“Since Troop 4 reassigned their territories, I know that they’ve been trying to keep a trooper in this area. And the last three shoplifters we’ve caught, the troopers have been there in less than 10 minutes. So they’re certainly making more of a presence in this area, and it’s definitely needed.”
Other councilmembers are equally excited about the partnership. Councilwoman Joan Bennett, who has been a longtime proponent of increasing public safety within the town, said it’s a “step in the right direction.”
“I think it is always wonderful when both parties can benefit from an arrangement like the one that Millville and the state police will be entering into. A win-win is always a good thing. And I am particularly enthusiastic about the prospect of some additional level of police presence in Millville with this new arrangement, since I have been a longtime advocate of increasing public safety coverage in the town of Millville.”

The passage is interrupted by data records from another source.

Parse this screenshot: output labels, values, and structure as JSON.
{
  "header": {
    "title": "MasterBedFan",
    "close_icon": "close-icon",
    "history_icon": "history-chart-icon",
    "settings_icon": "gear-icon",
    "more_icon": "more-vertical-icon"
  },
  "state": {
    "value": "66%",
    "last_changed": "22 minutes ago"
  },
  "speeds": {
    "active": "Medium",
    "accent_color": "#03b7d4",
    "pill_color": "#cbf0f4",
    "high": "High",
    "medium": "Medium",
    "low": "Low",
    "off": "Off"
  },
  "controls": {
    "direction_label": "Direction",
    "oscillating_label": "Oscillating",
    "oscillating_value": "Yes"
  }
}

“I think it’s a great deal,” added Councilman Robert Gordon. “I think, for the State Police to have a location that they’re not going back and forth to Georgetown, running back and forth, to be a midpoint or even a stopping point – just for the police to ride through the town – that shows a presence.”
The town is still in the early phases of the arrangement and has to iron out a few more details before bringing it to a formal vote of the council.
“At this point, they’re still in the discussion phase,” said Thompson. “There’s going to have to be some vote, in terms of formalizing the relationship, whether that’s through a lease or a memorandum of understanding. It sounds like the talks have been productive to the point where they’re getting close to those details, which is great.”
“We’re going to move forward, but slowly,” added Botchie. “My gut is telling me that this will end up being a very beneficial arrangement. That Millville can help subsidize for them to have them here, it’s worth it.”
Until everything is up and running, the town will continue to pay the DSP per their scheduled requests for coverage in the town, to ensure safety for residents and visitors.
“Obviously, the community would like more of a police presence, and this is just one avenue in which we can increase patrol in and around the Millville area,” said Harris. “The Delaware State Police is excited about it, and we want to get up and running as soon as possible.”
So far, the town and council have received positive feedback from business owners and community members, and they are excited to take the next step.
“People are glad to see anytime that they know more troopers are going to be in this area, and certainly they know it’s beneficial,” said Hocker. “We just want to stress that this is the baby steps to a long-term advantage to the community, and we certainly welcome any comments from anybody – whether they’re in Millville or not in Millville.”